(Records drawn from a dataset)
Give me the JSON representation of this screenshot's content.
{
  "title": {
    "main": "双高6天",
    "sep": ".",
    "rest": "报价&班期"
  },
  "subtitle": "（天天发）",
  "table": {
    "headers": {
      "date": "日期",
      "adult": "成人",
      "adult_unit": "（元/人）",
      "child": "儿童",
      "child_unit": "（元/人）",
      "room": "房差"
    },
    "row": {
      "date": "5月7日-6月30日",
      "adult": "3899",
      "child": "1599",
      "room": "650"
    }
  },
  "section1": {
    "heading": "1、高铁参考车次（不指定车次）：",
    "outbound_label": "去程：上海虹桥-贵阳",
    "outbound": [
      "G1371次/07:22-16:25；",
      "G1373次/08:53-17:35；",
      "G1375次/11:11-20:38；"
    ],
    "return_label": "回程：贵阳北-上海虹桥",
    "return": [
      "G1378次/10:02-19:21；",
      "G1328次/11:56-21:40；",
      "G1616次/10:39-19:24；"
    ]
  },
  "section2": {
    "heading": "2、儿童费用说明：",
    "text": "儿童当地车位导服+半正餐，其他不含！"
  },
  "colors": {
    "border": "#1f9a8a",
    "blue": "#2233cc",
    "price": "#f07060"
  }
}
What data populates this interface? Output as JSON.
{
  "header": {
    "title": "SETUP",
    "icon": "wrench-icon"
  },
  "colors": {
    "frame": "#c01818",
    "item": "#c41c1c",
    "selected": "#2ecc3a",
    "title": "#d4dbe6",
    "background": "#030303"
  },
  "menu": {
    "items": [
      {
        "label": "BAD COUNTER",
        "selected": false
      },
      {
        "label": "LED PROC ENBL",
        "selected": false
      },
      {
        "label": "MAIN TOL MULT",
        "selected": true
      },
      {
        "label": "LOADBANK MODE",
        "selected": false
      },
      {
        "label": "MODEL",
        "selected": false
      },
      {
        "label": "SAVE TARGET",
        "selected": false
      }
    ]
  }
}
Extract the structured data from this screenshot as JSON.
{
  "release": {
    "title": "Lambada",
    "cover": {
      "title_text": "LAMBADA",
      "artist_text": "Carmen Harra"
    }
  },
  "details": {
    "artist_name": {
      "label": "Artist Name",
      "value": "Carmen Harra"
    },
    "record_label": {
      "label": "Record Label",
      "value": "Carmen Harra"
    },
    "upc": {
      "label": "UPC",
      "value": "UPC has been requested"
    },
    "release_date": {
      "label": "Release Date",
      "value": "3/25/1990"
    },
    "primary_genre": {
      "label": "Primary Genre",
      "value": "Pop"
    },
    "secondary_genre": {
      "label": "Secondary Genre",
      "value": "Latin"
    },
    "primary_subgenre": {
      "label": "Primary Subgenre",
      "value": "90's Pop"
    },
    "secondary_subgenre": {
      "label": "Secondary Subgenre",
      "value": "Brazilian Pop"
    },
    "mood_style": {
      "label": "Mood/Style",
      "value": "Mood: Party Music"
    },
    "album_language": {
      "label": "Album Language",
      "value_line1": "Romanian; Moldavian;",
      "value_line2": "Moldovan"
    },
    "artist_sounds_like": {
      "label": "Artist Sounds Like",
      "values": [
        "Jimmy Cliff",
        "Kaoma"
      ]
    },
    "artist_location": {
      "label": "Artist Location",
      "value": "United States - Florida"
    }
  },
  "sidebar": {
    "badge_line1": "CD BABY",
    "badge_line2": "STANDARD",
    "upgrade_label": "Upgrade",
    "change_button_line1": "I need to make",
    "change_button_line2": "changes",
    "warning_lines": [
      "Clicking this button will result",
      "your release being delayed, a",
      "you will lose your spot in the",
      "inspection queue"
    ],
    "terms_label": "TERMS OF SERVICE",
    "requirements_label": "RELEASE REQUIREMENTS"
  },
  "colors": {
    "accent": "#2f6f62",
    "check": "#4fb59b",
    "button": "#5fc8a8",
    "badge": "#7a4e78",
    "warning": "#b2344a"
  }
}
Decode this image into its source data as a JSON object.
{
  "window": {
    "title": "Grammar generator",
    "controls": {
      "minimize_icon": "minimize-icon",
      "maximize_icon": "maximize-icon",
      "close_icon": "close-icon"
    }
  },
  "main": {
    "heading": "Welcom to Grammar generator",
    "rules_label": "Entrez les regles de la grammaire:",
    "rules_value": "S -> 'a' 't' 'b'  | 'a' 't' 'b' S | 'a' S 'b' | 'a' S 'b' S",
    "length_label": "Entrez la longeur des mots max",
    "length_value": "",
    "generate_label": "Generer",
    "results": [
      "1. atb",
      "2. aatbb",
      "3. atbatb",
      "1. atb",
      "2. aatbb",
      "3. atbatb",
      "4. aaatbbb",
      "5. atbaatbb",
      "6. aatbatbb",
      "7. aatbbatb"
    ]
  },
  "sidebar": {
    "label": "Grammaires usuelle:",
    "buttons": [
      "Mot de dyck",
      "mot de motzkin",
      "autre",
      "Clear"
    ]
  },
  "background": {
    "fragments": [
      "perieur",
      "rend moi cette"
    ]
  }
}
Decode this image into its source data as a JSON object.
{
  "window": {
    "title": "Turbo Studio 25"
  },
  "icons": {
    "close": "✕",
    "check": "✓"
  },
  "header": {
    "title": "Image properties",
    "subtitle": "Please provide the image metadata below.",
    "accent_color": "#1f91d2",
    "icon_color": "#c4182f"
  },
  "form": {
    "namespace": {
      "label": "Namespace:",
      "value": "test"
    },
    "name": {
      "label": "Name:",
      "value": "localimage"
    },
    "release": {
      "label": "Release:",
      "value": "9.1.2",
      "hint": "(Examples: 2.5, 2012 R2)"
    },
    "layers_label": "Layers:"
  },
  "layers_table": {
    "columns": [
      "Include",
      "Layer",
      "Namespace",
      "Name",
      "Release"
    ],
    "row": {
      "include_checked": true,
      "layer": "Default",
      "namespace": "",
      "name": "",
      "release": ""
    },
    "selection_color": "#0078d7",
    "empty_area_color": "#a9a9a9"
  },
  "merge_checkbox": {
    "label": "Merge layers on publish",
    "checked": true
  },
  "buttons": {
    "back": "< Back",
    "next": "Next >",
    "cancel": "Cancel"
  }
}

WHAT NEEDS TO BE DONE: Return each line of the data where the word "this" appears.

PROBLEM SOLUTION:
Give me the JSON representation of this screenshot's content.
What data populates this interface? Output as JSON.
Extract the structured data from this screenshot as JSON.
      "Clicking this button will result",
Decode this image into its source data as a JSON object.
Decode this image into its source data as a JSON object.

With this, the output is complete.